Native fish iconWaterbird iconNative vegetation icon 18 Sep 2019 10 Dec 2019
3 Darlington Lagoon
Native fish iconNative vegetation icon 19 Sep 2019 27 Sep 2019
4 Coleambally Irrigation Area Wetlands
Waterbird icon 10 Oct 2019 30 Jan 2020
5 Wanganella Swamp
Waterbird iconNative vegetation icon 13 Oct 2019 28 Jan 2020
6 Murrumbidgee Irrigation Area
Waterbird icon 14 Oct 2019 15 Apr 2020
7 Lower Murrumbidgee pumping
Waterbird iconNative vegetation icon
21 Oct 2019 23 Jan 2020
8 Gayini Nimmie-Caira refuge flows
Waterbird icon 28 Oct 2019 05 Jan 2020
9 North Redbank Wetland
Waterbird iconNative vegetation icon 26 Nov 2019 04 Jan 2020
10 Yanga National Park
Waterbird iconNative vegetation icon 29 Nov 2019 18 Dec 2019
11 Sunshower Lagoon
Waterbird icon 01 Dec 2019 27 Jan 2020
12 Toobimbie Rookery Wetland
Waterbird icon 24 Feb 2020 07 Jun 2020
Notes: NSW = NSW licensed environmental water; CEW = Commonwealth licensed environmental water; EWA = Environmental water allowance accrued under the Water Sharing Plan for the Murrumbidgee Regulated River Water Source 2016.

In partnership with the Murrumbidgee Environmental Water Advisory Group and the Commonwealth Environmental Water Holder, Department of Planning, Industry and Environment environmental water managers delivered much of the available water for the environment to the Lowbidgee Floodplain, primarily to wetland systems in Gayini (Nimmie-Caira) and North Redbank.

This water:

  • triggered large scale southern bell frog recruitment events in the Gayini and Nap Nap wetlands
  • initiated and maintained small spoonbill, ibis, darter and cormorant rookeries in the Gayini, Yarradda and Gooragool wetlands
  • provided refuge and breeding opportunities for Australasian and little bitterns at numerous wetlands including Campbells Swamp, Mainie Swamp and McCaugheys Lagoon.

Sunshower Lagoon near Darlington Point, which was hard-hit by the Millennium Drought, began its road to recovery with managed flows dramatically improving the condition of wetland vegetation including river red gums, spike rush, water ribbons and water lilies.
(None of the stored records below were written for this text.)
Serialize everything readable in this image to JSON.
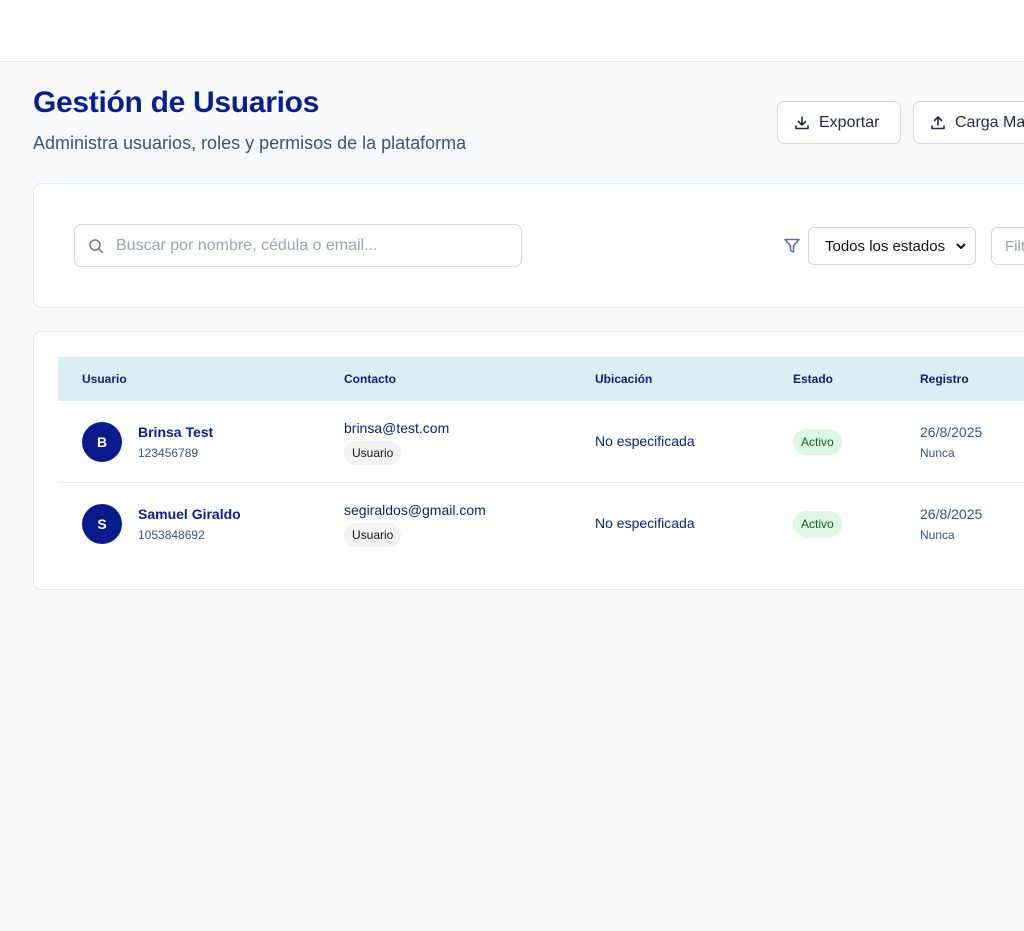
{
  "header": {
    "title": "Gestión de Usuarios",
    "subtitle": "Administra usuarios, roles y permisos de la plataforma",
    "export_label": "Exportar",
    "upload_label": "Carga Ma"
  },
  "filters": {
    "search_placeholder": "Buscar por nombre, cédula o email...",
    "status_selected": "Todos los estados",
    "second_filter_placeholder": "Filt"
  },
  "table": {
    "columns": [
      "Usuario",
      "Contacto",
      "Ubicación",
      "Estado",
      "Registro"
    ],
    "rows": [
      {
        "initial": "B",
        "name": "Brinsa Test",
        "id": "123456789",
        "email": "brinsa@test.com",
        "role": "Usuario",
        "location": "No especificada",
        "status": "Activo",
        "registered": "26/8/2025",
        "last_access": "Nunca"
      },
      {
        "initial": "S",
        "name": "Samuel Giraldo",
        "id": "1053848692",
        "email": "segiraldos@gmail.com",
        "role": "Usuario",
        "location": "No especificada",
        "status": "Activo",
        "registered": "26/8/2025",
        "last_access": "Nunca"
      }
    ]
  },
  "icons": {
    "export": "download-icon",
    "upload": "upload-icon",
    "search": "search-icon",
    "filter": "filter-icon",
    "select": "chevron-down-icon"
  },
  "colors": {
    "primary": "#0b1f8a",
    "table_header_bg": "#d8f0f5",
    "status_active_bg": "#dcf7e3",
    "status_active_text": "#155e2b"
  }
}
Pumped delivery of water for the environment via a local contractor eliminated carp, which maximised the aquatic vegetation and frog response. Southern bell frogs were heard calling at the site for the first time in a decade.

These outcomes achieved the key planned actions proposed for the 2019–20 water year.

Vegetation response at Sunshower Lagoon.The restoration of Sunshower Lagoon has been a highlight of the Murrumbidgee watering year.

For the first time, water managers used new infrastructure to deliver water for the environment to the site. The infrastructure was co-funded by the Department of Planning, Industry and Environment (DPIE) and Riverina Local Land Services under the Boosting the Bunyip Bird Project.

DPIE managed the delivery of 514 megalitres of Commonwealth environmental water to the site between the start of December 2019 and the end of January 2020.

The site had been dry since 2016 and was severely drought stressed.

River red gums were the first to bounce back after water arrived. Aquatic plants followed soon after with common rush, spike rush and water ribbon appearing in encouraging numbers and setting seed in response to the flow.

Monitoring of the flow detected the presence of endangered southern bell frogs that had not been seen or heard at the site since 2010.

A combination of factors are thought to have contributed to the success of the watering event, including timing.

The watering occurred after the carp spawning period meaning fewer small carp were present in the system. The use of carp screens further reduced the number of carp present which, in turn, reduced pressure on recovering wetland plants.